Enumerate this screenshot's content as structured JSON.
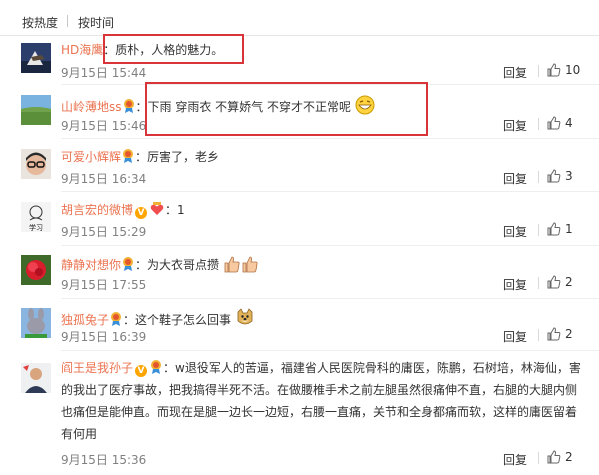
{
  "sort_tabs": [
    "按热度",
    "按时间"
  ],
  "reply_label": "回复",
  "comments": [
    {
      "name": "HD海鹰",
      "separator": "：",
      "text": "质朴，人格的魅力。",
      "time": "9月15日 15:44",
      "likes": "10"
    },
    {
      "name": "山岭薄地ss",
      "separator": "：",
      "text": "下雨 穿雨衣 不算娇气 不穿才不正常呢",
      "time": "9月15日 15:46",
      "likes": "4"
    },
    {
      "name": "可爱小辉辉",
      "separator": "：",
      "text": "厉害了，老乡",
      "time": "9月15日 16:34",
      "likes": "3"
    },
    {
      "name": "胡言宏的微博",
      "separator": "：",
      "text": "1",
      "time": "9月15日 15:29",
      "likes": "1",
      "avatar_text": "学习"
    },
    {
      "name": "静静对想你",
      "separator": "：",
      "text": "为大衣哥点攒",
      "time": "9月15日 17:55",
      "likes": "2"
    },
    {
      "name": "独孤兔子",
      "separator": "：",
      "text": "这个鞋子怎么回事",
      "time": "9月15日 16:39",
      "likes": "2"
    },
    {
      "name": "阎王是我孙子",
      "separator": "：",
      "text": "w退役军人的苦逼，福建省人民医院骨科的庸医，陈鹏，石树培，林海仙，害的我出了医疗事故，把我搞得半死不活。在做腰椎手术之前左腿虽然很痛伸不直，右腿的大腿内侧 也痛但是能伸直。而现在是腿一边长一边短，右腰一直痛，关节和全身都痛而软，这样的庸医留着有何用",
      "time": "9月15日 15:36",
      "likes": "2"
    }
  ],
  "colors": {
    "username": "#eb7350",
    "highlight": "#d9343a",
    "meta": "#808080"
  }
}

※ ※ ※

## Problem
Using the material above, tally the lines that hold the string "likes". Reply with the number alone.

## Written reply
7